• _Required action_: Identify all lines below that hold "true" and collect them.

• _Recorded data_:
========================================
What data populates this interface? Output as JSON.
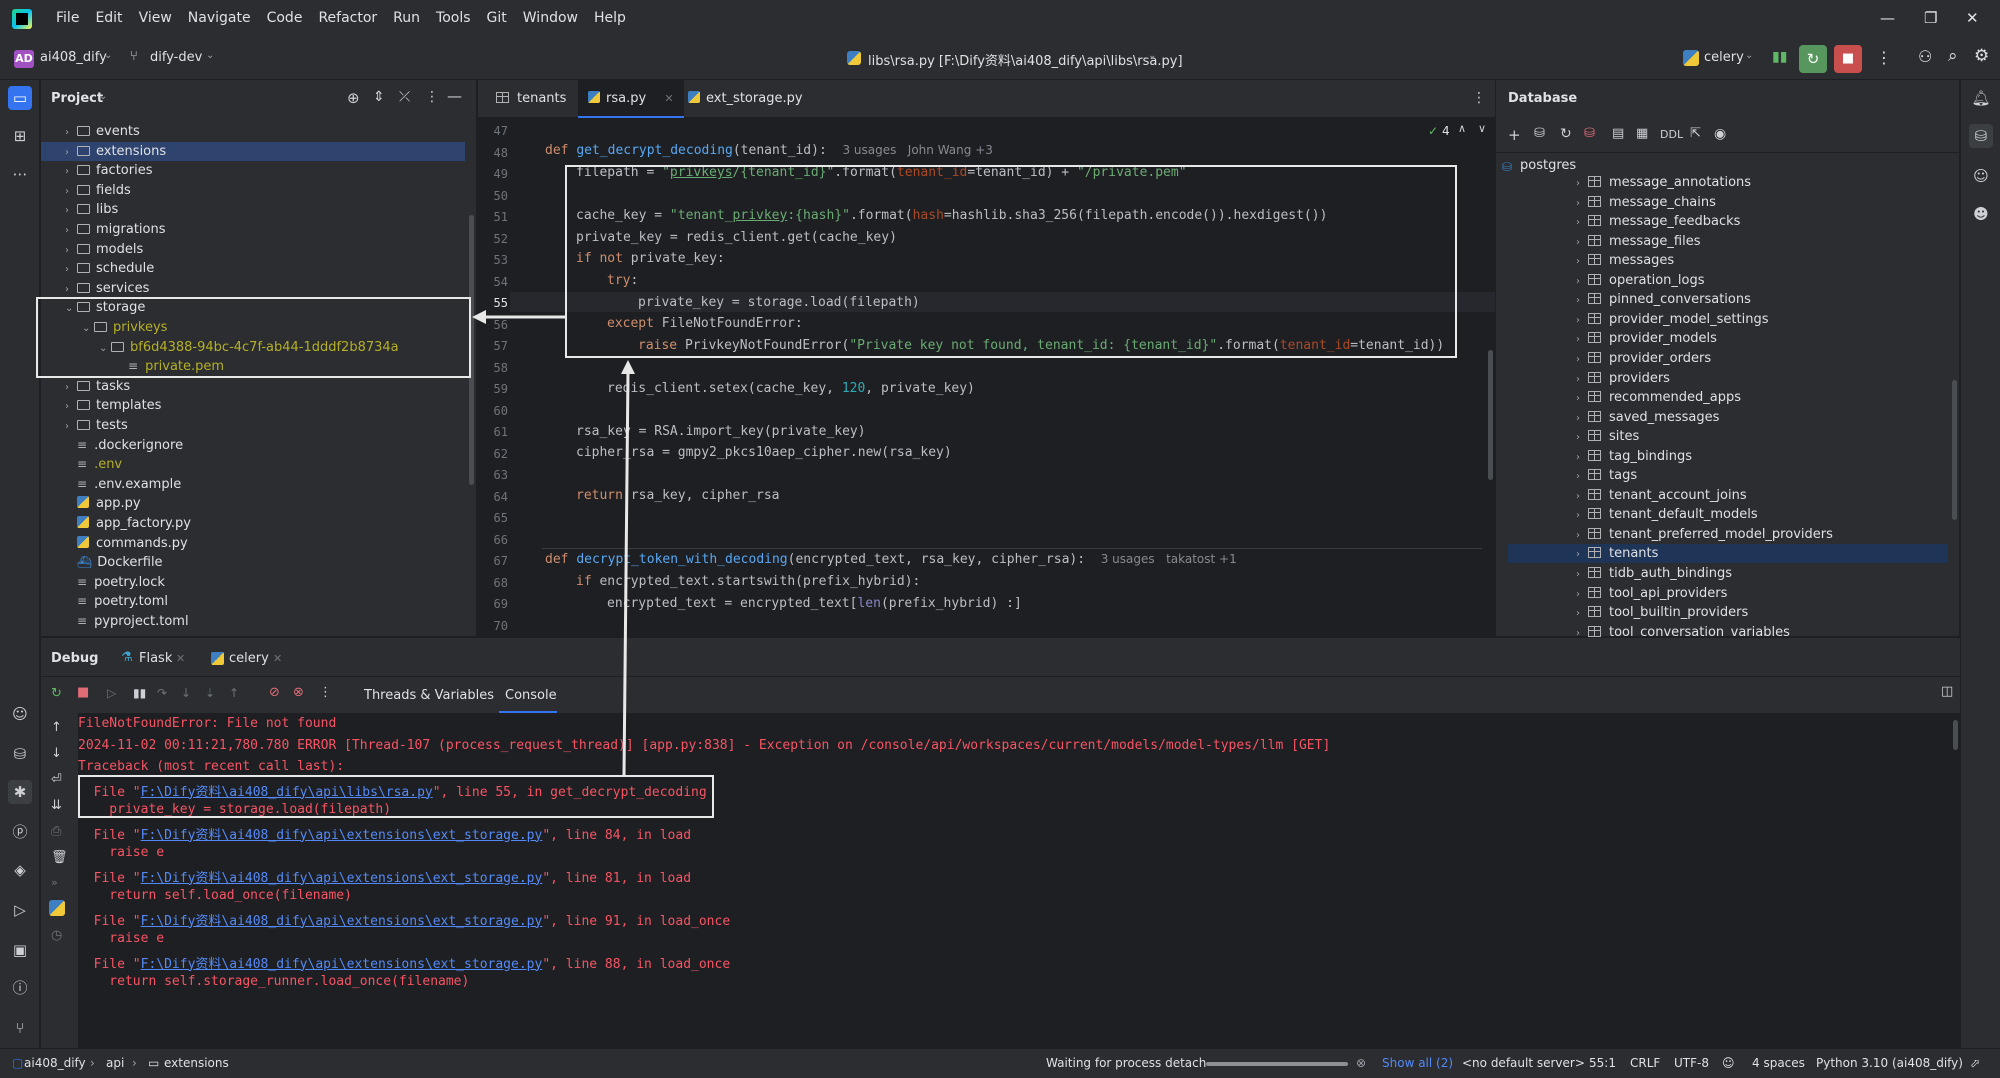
{
  "menu": [
    "File",
    "Edit",
    "View",
    "Navigate",
    "Code",
    "Refactor",
    "Run",
    "Tools",
    "Git",
    "Window",
    "Help"
  ],
  "toolbar": {
    "project_badge": "AD",
    "project_name": "ai408_dify",
    "branch": "dify-dev",
    "file_path": "libs\\rsa.py [F:\\Dify资料\\ai408_dify\\api\\libs\\rsa.py]",
    "run_config": "celery"
  },
  "project_panel": {
    "title": "Project",
    "items": [
      {
        "label": "events",
        "type": "folder",
        "indent": 0,
        "chevron": ">"
      },
      {
        "label": "extensions",
        "type": "folder",
        "indent": 0,
        "chevron": ">",
        "selected": true
      },
      {
        "label": "factories",
        "type": "folder",
        "indent": 0,
        "chevron": ">"
      },
      {
        "label": "fields",
        "type": "folder",
        "indent": 0,
        "chevron": ">"
      },
      {
        "label": "libs",
        "type": "folder",
        "indent": 0,
        "chevron": ">"
      },
      {
        "label": "migrations",
        "type": "folder",
        "indent": 0,
        "chevron": ">"
      },
      {
        "label": "models",
        "type": "folder",
        "indent": 0,
        "chevron": ">"
      },
      {
        "label": "schedule",
        "type": "folder",
        "indent": 0,
        "chevron": ">"
      },
      {
        "label": "services",
        "type": "folder",
        "indent": 0,
        "chevron": ">"
      },
      {
        "label": "storage",
        "type": "folder",
        "indent": 0,
        "chevron": "v"
      },
      {
        "label": "privkeys",
        "type": "folder",
        "indent": 1,
        "chevron": "v",
        "color": "#b5b025"
      },
      {
        "label": "bf6d4388-94bc-4c7f-ab44-1dddf2b8734a",
        "type": "folder",
        "indent": 2,
        "chevron": "v",
        "color": "#b5b025"
      },
      {
        "label": "private.pem",
        "type": "file",
        "indent": 3,
        "chevron": "",
        "color": "#b5b025"
      },
      {
        "label": "tasks",
        "type": "folder",
        "indent": 0,
        "chevron": ">"
      },
      {
        "label": "templates",
        "type": "folder",
        "indent": 0,
        "chevron": ">"
      },
      {
        "label": "tests",
        "type": "folder",
        "indent": 0,
        "chevron": ">"
      },
      {
        "label": ".dockerignore",
        "type": "file",
        "indent": 0,
        "chevron": ""
      },
      {
        "label": ".env",
        "type": "file",
        "indent": 0,
        "chevron": "",
        "color": "#b5b025"
      },
      {
        "label": ".env.example",
        "type": "file",
        "indent": 0,
        "chevron": ""
      },
      {
        "label": "app.py",
        "type": "py",
        "indent": 0,
        "chevron": ""
      },
      {
        "label": "app_factory.py",
        "type": "py",
        "indent": 0,
        "chevron": ""
      },
      {
        "label": "commands.py",
        "type": "py",
        "indent": 0,
        "chevron": ""
      },
      {
        "label": "Dockerfile",
        "type": "docker",
        "indent": 0,
        "chevron": ""
      },
      {
        "label": "poetry.lock",
        "type": "file",
        "indent": 0,
        "chevron": ""
      },
      {
        "label": "poetry.toml",
        "type": "file",
        "indent": 0,
        "chevron": ""
      },
      {
        "label": "pyproject.toml",
        "type": "file",
        "indent": 0,
        "chevron": ""
      }
    ]
  },
  "tabs": [
    {
      "label": "tenants",
      "active": false
    },
    {
      "label": "rsa.py",
      "active": true
    },
    {
      "label": "ext_storage.py",
      "active": false
    }
  ],
  "editor": {
    "inspection_count": "4",
    "line_numbers": [
      "47",
      "48",
      "49",
      "50",
      "51",
      "52",
      "53",
      "54",
      "55",
      "56",
      "57",
      "58",
      "59",
      "60",
      "61",
      "62",
      "63",
      "64",
      "65",
      "66",
      "67",
      "68",
      "69",
      "70"
    ],
    "hint1": "3 usages   John Wang +3",
    "hint2": "3 usages   takatost +1"
  },
  "database": {
    "title": "Database",
    "ddl": "DDL",
    "root": "postgres",
    "tables": [
      "message_annotations",
      "message_chains",
      "message_feedbacks",
      "message_files",
      "messages",
      "operation_logs",
      "pinned_conversations",
      "provider_model_settings",
      "provider_models",
      "provider_orders",
      "providers",
      "recommended_apps",
      "saved_messages",
      "sites",
      "tag_bindings",
      "tags",
      "tenant_account_joins",
      "tenant_default_models",
      "tenant_preferred_model_providers",
      "tenants",
      "tidb_auth_bindings",
      "tool_api_providers",
      "tool_builtin_providers",
      "tool_conversation_variables"
    ],
    "selected": "tenants"
  },
  "debug": {
    "title": "Debug",
    "tabs": [
      "Flask",
      "celery"
    ],
    "subtabs": [
      "Threads & Variables",
      "Console"
    ],
    "console": [
      "FileNotFoundError: File not found",
      "2024-11-02 00:11:21,780.780 ERROR [Thread-107 (process_request_thread)] [app.py:838] - Exception on /console/api/workspaces/current/models/model-types/llm [GET]",
      "Traceback (most recent call last):"
    ],
    "frames": [
      {
        "pre": "  File \"",
        "path": "F:\\Dify资料\\ai408_dify\\api\\libs\\rsa.py",
        "post": "\", line 55, in get_decrypt_decoding",
        "code": "    private_key = storage.load(filepath)"
      },
      {
        "pre": "  File \"",
        "path": "F:\\Dify资料\\ai408_dify\\api\\extensions\\ext_storage.py",
        "post": "\", line 84, in load",
        "code": "    raise e"
      },
      {
        "pre": "  File \"",
        "path": "F:\\Dify资料\\ai408_dify\\api\\extensions\\ext_storage.py",
        "post": "\", line 81, in load",
        "code": "    return self.load_once(filename)"
      },
      {
        "pre": "  File \"",
        "path": "F:\\Dify资料\\ai408_dify\\api\\extensions\\ext_storage.py",
        "post": "\", line 91, in load_once",
        "code": "    raise e"
      },
      {
        "pre": "  File \"",
        "path": "F:\\Dify资料\\ai408_dify\\api\\extensions\\ext_storage.py",
        "post": "\", line 88, in load_once",
        "code": "    return self.storage_runner.load_once(filename)"
      }
    ]
  },
  "status": {
    "crumb1": "ai408_dify",
    "crumb2": "api",
    "crumb3": "extensions",
    "process": "Waiting for process detach",
    "show_all": "Show all (2)",
    "server": "<no default server>",
    "position": "55:1",
    "line_sep": "CRLF",
    "encoding": "UTF-8",
    "indent": "4 spaces",
    "interpreter": "Python 3.10 (ai408_dify)"
  }
}
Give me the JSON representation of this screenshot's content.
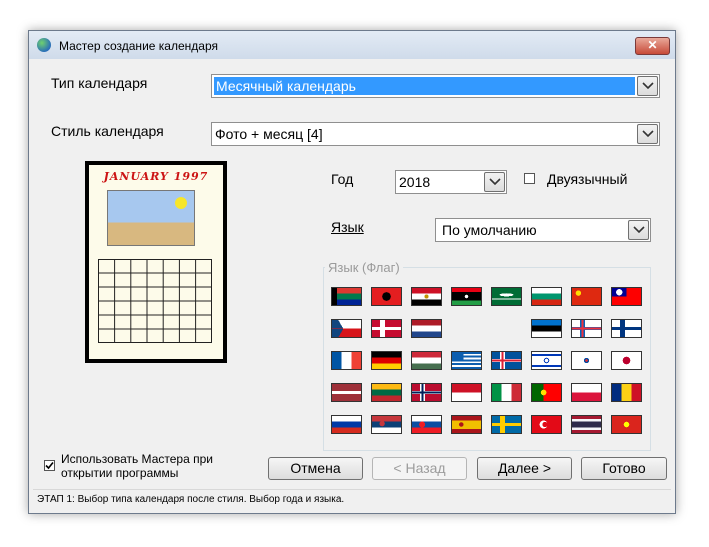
{
  "window": {
    "title": "Мастер создание календаря",
    "close_label": "✕"
  },
  "fields": {
    "calendar_type": {
      "label": "Тип календаря",
      "value": "Месячный календарь"
    },
    "calendar_style": {
      "label": "Стиль календаря",
      "value": "Фото + месяц [4]"
    },
    "year": {
      "label": "Год",
      "value": "2018"
    },
    "bilingual": {
      "label": "Двуязычный",
      "checked": false
    },
    "language": {
      "label": "Язык",
      "value": "По умолчанию"
    }
  },
  "preview": {
    "title": "JANUARY 1997"
  },
  "language_flag_group": {
    "label": "Язык (Флаг)",
    "flags": [
      "south-africa",
      "albania",
      "egypt",
      "libya",
      "saudi-arabia",
      "bulgaria",
      "china",
      "taiwan",
      "czech",
      "denmark",
      "netherlands",
      "",
      "",
      "estonia",
      "faroe-islands",
      "finland",
      "france",
      "germany",
      "hungary",
      "greece",
      "iceland",
      "israel",
      "south-korea",
      "japan",
      "latvia",
      "lithuania",
      "norway",
      "indonesia",
      "italy",
      "portugal",
      "poland",
      "romania",
      "russia",
      "serbia",
      "slovakia",
      "spain",
      "sweden",
      "turkey",
      "thailand",
      "vietnam"
    ]
  },
  "startup_checkbox": {
    "label_line1": "Использовать Мастера при",
    "label_line2": "открытии программы",
    "checked": true
  },
  "buttons": {
    "cancel": "Отмена",
    "back": "< Назад",
    "next": "Далее >",
    "finish": "Готово"
  },
  "status": "ЭТАП 1: Выбор типа календаря после стиля. Выбор года и языка."
}
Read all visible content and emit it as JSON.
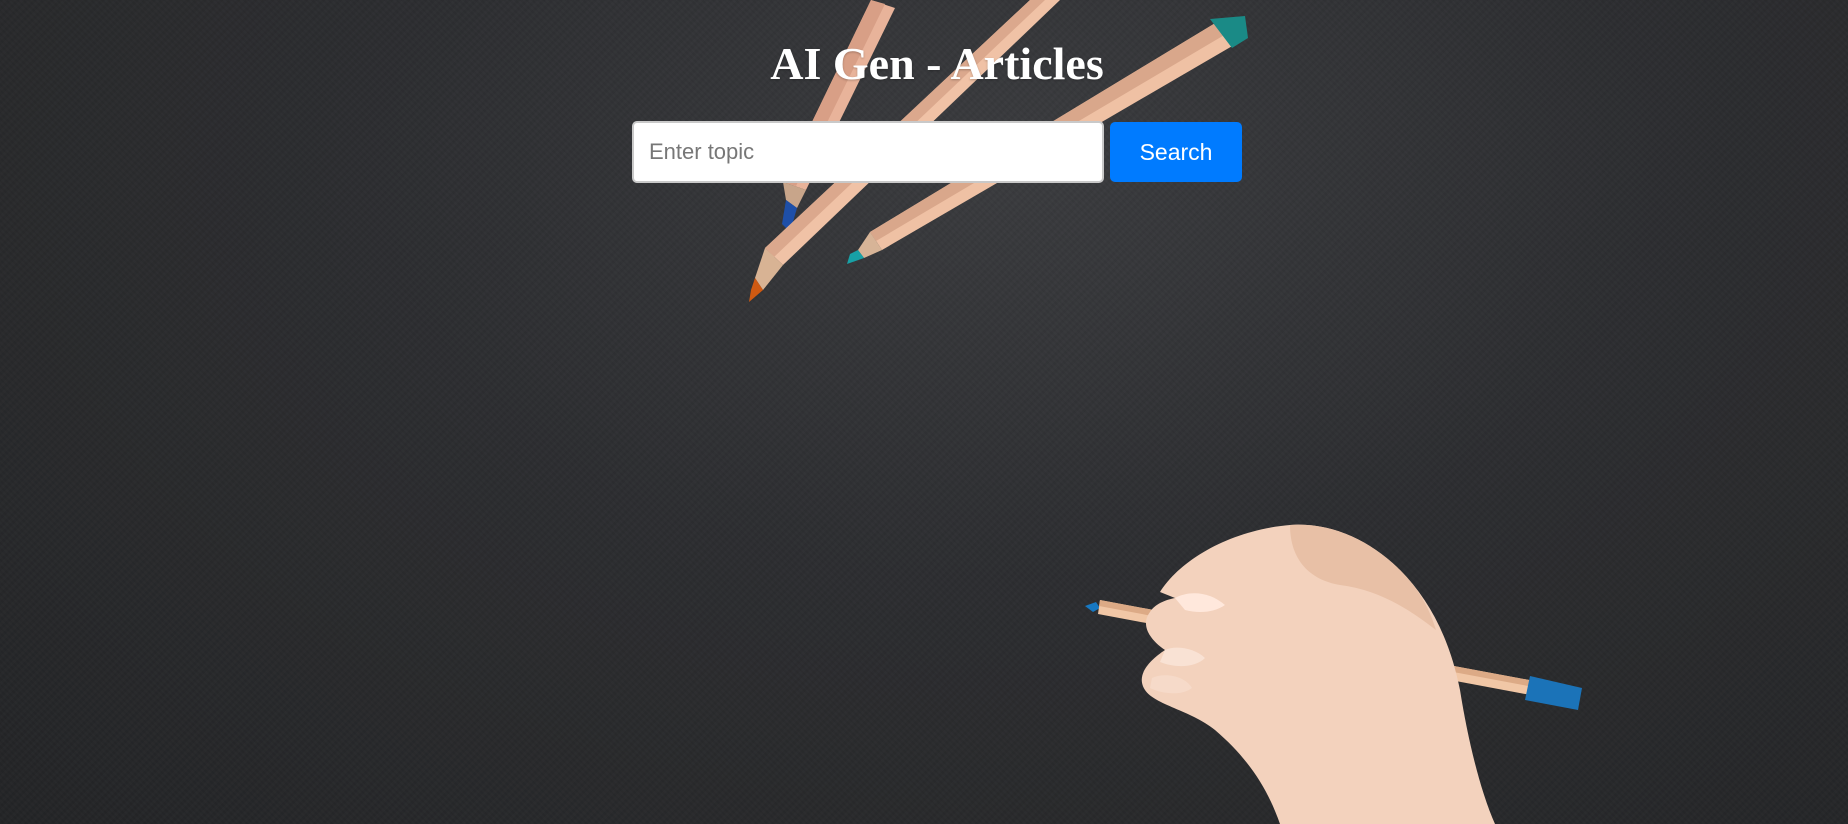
{
  "page": {
    "title": "AI Gen - Articles"
  },
  "search": {
    "placeholder": "Enter topic",
    "value": "",
    "button_label": "Search"
  },
  "colors": {
    "background": "#2c2d30",
    "title_text": "#ffffff",
    "button_bg": "#007bff",
    "button_text": "#ffffff"
  }
}
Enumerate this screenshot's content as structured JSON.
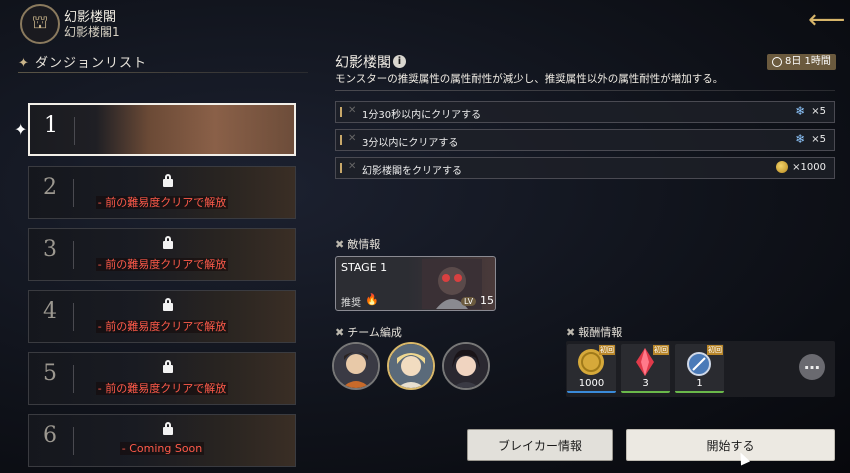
{
  "header": {
    "title": "幻影楼閣",
    "subtitle": "幻影楼閣1"
  },
  "dungeon_list": {
    "heading": "ダンジョンリスト",
    "items": [
      {
        "number": "1",
        "condition": ""
      },
      {
        "number": "2",
        "condition": "- 前の難易度クリアで解放"
      },
      {
        "number": "3",
        "condition": "- 前の難易度クリアで解放"
      },
      {
        "number": "4",
        "condition": "- 前の難易度クリアで解放"
      },
      {
        "number": "5",
        "condition": "- 前の難易度クリアで解放"
      },
      {
        "number": "6",
        "condition": "- Coming Soon"
      }
    ]
  },
  "detail": {
    "title": "幻影楼閣",
    "time_remaining": "8日 1時間",
    "description": "モンスターの推奨属性の属性耐性が減少し、推奨属性以外の属性耐性が増加する。",
    "missions": [
      {
        "text": "1分30秒以内にクリアする",
        "reward": "×5"
      },
      {
        "text": "3分以内にクリアする",
        "reward": "×5"
      },
      {
        "text": "幻影楼閣をクリアする",
        "reward": "×1000"
      }
    ],
    "enemy_heading": "敵情報",
    "stage": {
      "label": "STAGE 1",
      "recommended_label": "推奨",
      "level_label": "LV",
      "level": "15"
    },
    "team_heading": "チーム編成",
    "reward_heading": "報酬情報",
    "rewards": [
      {
        "tag": "初回",
        "count": "1000"
      },
      {
        "tag": "初回",
        "count": "3"
      },
      {
        "tag": "初回",
        "count": "1"
      }
    ]
  },
  "buttons": {
    "breaker_info": "ブレイカー情報",
    "start": "開始する"
  },
  "colors": {
    "accent_gold": "#d7b56a",
    "locked_text": "#ff5a4a",
    "timer_badge": "#6b5a3e"
  }
}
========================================
• _Written solution_:
        "selected": true
      "active": true
    "checked": true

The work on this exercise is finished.